- Vervaeke, I., Delen, R., Wouters, J., Deroose, R., Proft, M.P. de
- Plant cell, tissue, and organ culture 2004 v.76 no.1 pp. 17-28
- Bromeliaceae, Aechmea fasciata, Guzmania, Tillandsia, pollen tubes, pollen germination, organ culture, micropropagation, cell nucleus, culture media, amino acids, arginine

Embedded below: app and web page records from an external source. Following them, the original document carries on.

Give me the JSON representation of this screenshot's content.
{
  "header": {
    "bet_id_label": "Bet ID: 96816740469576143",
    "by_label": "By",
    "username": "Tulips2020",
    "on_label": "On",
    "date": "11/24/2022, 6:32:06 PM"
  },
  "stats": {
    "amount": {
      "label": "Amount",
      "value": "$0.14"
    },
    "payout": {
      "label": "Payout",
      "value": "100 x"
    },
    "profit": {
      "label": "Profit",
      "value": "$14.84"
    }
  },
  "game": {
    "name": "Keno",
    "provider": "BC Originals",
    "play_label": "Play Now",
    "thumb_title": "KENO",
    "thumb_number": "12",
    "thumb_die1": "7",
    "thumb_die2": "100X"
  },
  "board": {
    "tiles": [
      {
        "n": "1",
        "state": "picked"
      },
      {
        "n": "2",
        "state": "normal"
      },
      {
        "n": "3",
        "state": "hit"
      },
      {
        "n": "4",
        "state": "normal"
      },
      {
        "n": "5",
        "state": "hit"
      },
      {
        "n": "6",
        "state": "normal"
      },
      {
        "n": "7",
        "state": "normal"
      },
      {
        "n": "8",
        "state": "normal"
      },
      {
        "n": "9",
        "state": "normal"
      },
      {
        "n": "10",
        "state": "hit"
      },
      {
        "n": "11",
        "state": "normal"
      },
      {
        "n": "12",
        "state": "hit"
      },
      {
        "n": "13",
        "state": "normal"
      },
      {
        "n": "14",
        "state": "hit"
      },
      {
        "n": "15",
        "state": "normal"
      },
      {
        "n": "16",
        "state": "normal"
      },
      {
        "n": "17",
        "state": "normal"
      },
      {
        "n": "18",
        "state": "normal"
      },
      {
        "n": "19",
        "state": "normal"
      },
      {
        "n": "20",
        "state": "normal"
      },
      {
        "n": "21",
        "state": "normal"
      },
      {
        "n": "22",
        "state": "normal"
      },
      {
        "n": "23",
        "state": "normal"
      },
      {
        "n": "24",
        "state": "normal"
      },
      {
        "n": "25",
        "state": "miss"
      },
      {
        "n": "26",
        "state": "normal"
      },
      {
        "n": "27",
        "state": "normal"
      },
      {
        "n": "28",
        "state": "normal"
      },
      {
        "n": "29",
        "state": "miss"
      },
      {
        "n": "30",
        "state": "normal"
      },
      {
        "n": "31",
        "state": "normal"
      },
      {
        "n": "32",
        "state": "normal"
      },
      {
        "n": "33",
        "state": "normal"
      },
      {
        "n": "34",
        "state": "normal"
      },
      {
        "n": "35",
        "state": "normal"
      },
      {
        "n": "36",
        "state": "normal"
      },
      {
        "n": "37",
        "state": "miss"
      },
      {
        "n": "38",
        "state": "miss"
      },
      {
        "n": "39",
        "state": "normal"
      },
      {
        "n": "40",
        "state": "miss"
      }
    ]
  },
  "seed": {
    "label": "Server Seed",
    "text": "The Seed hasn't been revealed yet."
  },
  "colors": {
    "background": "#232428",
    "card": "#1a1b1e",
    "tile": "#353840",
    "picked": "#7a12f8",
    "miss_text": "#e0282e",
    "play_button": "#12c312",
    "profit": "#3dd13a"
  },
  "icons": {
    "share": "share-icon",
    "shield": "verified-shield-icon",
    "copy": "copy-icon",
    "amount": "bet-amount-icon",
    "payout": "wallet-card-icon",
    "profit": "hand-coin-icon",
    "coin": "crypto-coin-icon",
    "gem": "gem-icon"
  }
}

- Pollen germination, division of the generative nucleus and position of the generative nucleus in the pollen tube during in vitro germination were examined for six bromeliad cultivars. The influence of mixed amino acids (casein hydrolysate) and individual amino acids (Arg, Asn, Asp, Glu, Gly, Met, Phe, Orn, Tyr) were tested. Aechmea fasciata and A. chantinii pollen tubes showed more generative nuclear division in cultured pollen tubes than the other four cultivars tested. Casein hydrolysate did not stimulate generative nuclear division. In general arginine (1 mM) improved division of the Aechmea generative nucleus and to a lesser extent this of Vriesea 'Christiane', Guzmania lingulata and Tillandsia cyanea. A concentration of 2 mM arginine reduced pollen tube growth of Aechmea. The vegetative nucleus was ahead of the generative nucleus in approximately 50% of the pollen tubes of all cultivars studied. In about 25% of the pollen tubes, the generative nucleus was ahead and in ±25% pollen tubes the vegetative and generative nuclei were joined together. The distance between the two generative nuclei and the distance from the generative nuclei to the pollen tube tip differed significantly for Aechmea fasciata and A. chantinii. The influence of different amino acids for Aechmea fasciata and A. chantinii varied with respect to pollen germination and generative nuclear division. Arg and Met improved nuclear division of both Aechmea cultivars. Pollen germination and sperm cell production were not linked. This information is important to ameliorate in vitro pollination methods used to overcome fertilization barriers in Bromeliaceae and other higher plants.